PRIME Minister Hun Sen marked the 40th anniversary of the toppling of the Khmer Rouge regime on Monday with a speech to a 60,000-strong crowd at Olympic Stadium where he said the “division” created by opposition politicians risked causing the re-occurrence of Cambodia’s most tragic period in recent history.
“There is a history that we cannot allow to happen again that is caused by the division resulting from the ambition of politicians who use people as a tool to achieve their personal interests without thinking about the fate of the nation,” the Cambodian People’s Party (CPP) president told the crowd.
The prime minister also said his government is open to dialogue with opposition parties and civil society groups, and that it is essential to hear a variety of voices with the goal of building and developing the Kingdom.
“As the prime minister of the Kingdom of Cambodia and the president of the CPP that receives widespread support from the Cambodian people, I know clearly about my responsibility to the whole nation,” he said.
January 7 marks the 40th anniversary of the overthrow of the brutal Khmer Rouge regime that ruled Cambodia between 1975 and 1979.
“Over the past 40 years, everything has changed. Cambodia was completely destroyed, but we stood up and moved forward dynamically on the path of peace, democracy, cooperation and development."
“Although we have been living peacefully, and it is a proud achievement by all sectors that we have achieved what we have up to now, we must never forget the cruel events in the past that almost destroyed our nation to nothing."
“Understand deeply and correctly about the historic events that we went through, the valuable lessons for the nation and the goals for building and defending the country going forward,” he stressed.
An attendee at the gathering, 57-year-old Lieng Samnang, told The Post outside Olympic Stadium about his own experiences at the hands of the genocidal ultra-Maoist regime.
“I will never forget it because my siblings and parents were killed during the period.
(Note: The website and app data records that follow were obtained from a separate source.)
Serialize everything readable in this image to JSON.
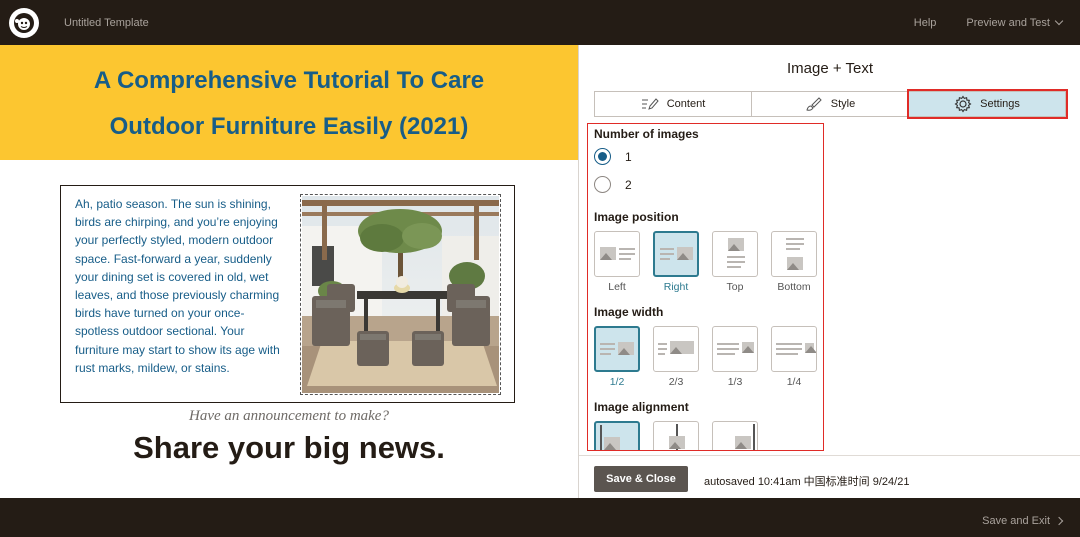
{
  "header": {
    "logo_icon": "monkey-logo-icon",
    "template_title": "Untitled Template",
    "help_label": "Help",
    "preview_label": "Preview and Test"
  },
  "canvas": {
    "hero_line1": "A Comprehensive Tutorial To Care",
    "hero_line2": "Outdoor Furniture Easily (2021)",
    "body_text": "Ah, patio season. The sun is shining, birds are chirping, and you’re enjoying your perfectly styled, modern outdoor space. Fast-forward a year, suddenly your dining set is covered in old, wet leaves, and those previously charming birds have turned on your once-spotless outdoor sectional. Your furniture may start to show its age with rust marks, mildew, or stains.",
    "announcement": "Have an announcement to make?",
    "big_news": "Share your big news."
  },
  "panel": {
    "title": "Image + Text",
    "tabs": [
      {
        "label": "Content",
        "icon": "pencil-icon"
      },
      {
        "label": "Style",
        "icon": "brush-icon"
      },
      {
        "label": "Settings",
        "icon": "gear-icon"
      }
    ],
    "active_tab": "Settings",
    "number_of_images": {
      "label": "Number of images",
      "options": [
        "1",
        "2"
      ],
      "selected": "1"
    },
    "image_position": {
      "label": "Image position",
      "options": [
        "Left",
        "Right",
        "Top",
        "Bottom"
      ],
      "selected": "Right"
    },
    "image_width": {
      "label": "Image width",
      "options": [
        "1/2",
        "2/3",
        "1/3",
        "1/4"
      ],
      "selected": "1/2"
    },
    "image_alignment": {
      "label": "Image alignment"
    },
    "save_close_label": "Save & Close",
    "autosaved_text": "autosaved 10:41am 中国标准时间 9/24/21"
  },
  "footer": {
    "save_exit_label": "Save and Exit"
  },
  "colors": {
    "hero_background": "#fcc630",
    "hero_text": "#175d88",
    "active_tab_background": "#cde4ec",
    "highlight_border": "#e02b27"
  }
}
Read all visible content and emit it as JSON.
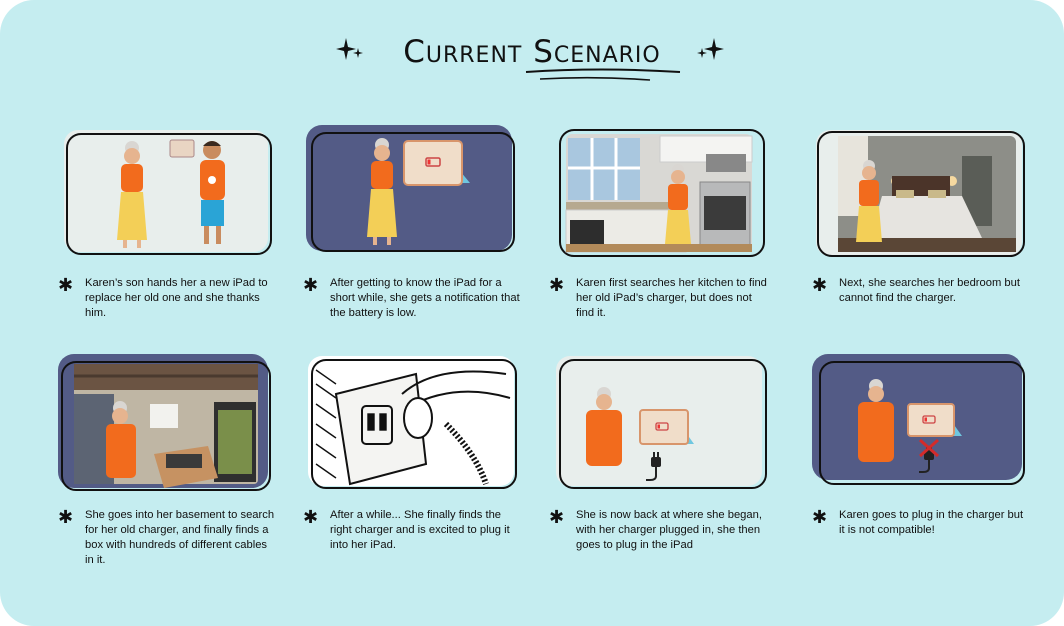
{
  "title": "Current Scenario",
  "colors": {
    "background": "#c5edf0",
    "panel_light": "#e8eeec",
    "panel_dark": "#535b86",
    "shirt": "#f26b1d",
    "skirt": "#f3cf57",
    "pants": "#2aa4d6"
  },
  "panels": [
    {
      "caption": "Karen’s son hands her a new iPad to replace her old one and she thanks him."
    },
    {
      "caption": "After getting to know the iPad for a short while, she gets a notification that the battery is low."
    },
    {
      "caption": "Karen first searches her kitchen to find her old iPad’s charger, but does not find it."
    },
    {
      "caption": "Next, she searches her bedroom but cannot find the charger."
    },
    {
      "caption": "She goes into her basement to search for her old charger, and finally finds a box with hundreds of different cables in it."
    },
    {
      "caption": "After a while... She finally finds the right charger and is excited to plug it into her iPad."
    },
    {
      "caption": "She is now back at where she began, with her charger plugged in, she then goes to plug in the iPad"
    },
    {
      "caption": "Karen goes to plug in the charger but it is not compatible!"
    }
  ]
}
This regime persecuted and tortured Cambodians, so we will never forget it. I remember they would kill our parents and relatives if they took small things to eat because they were starving."
“The Vietnamese troops came and helped liberate us. Without them, our country would be completely destroyed. They slaughtered children and old people when the Vietnamese came to liberate us,” he said.
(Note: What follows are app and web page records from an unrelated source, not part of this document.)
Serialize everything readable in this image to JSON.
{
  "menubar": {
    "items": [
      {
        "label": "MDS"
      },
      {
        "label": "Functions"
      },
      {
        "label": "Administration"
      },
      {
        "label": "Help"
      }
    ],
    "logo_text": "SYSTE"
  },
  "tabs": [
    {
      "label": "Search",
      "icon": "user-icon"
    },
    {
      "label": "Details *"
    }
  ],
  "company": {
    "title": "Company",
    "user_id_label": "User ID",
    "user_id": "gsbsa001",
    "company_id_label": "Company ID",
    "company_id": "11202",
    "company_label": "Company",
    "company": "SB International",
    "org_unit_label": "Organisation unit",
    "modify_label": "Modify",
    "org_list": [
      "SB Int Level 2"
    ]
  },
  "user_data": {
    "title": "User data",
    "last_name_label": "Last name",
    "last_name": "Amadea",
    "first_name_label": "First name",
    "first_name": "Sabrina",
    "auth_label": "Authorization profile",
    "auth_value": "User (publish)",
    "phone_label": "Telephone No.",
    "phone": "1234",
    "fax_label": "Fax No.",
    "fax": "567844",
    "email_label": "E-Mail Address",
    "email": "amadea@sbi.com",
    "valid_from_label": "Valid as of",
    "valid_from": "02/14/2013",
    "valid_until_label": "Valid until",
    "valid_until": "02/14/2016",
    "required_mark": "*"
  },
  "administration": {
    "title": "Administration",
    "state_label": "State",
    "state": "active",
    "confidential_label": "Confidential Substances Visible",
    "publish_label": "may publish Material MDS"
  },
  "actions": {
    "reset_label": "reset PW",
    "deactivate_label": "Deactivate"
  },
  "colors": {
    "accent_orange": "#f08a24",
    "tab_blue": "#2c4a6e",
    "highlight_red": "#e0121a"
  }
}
‘Erosion of democracy’
The prime minister reminded the crowd that the tragic events unfolded as a consequence of Lon Nol’s foreign-backed coup toppling the Sangkum Reastr Niyum regime on March 18, 1970.
The coup instigated a civil war that would last until 1975, killing almost one million people. It was in the aftermath of this chaos that the Khmer Rouge seized the opportunity to rise to power.
It took over a decade for some semblance of normality to resume, and it wasn’t until 1993 that Cambodia held its first democratic national election – conducted by the United Nations Transitional Authority in Cambodia under the watchful eye of peacekeeping forces.
Since then, national elections have been consistently held in Cambodia, though some Western powers have questioned their legitimacy in recent years while Asian giants like China support them.
Critics point to apparent attacks on opposition groups and the independent media – most significantly the Supreme Court-dissolution of the former opposition Cambodia National Rescue Party (CNRP) in November 2017 – as signs of an erosion of democracy.
But in his speech at the Olympic Stadium, the prime minister defended Cambodia’s most recent national election in July 2018 – won by the ruling CPP in a landslide victory.
“The parliamentary election of the 6th legislature on July 29, 2018, was held in the free, fair, just and transparent manner, in a peaceful atmosphere and without violence in which 83 per cent of the registered voters went to cast their ballots,” the prime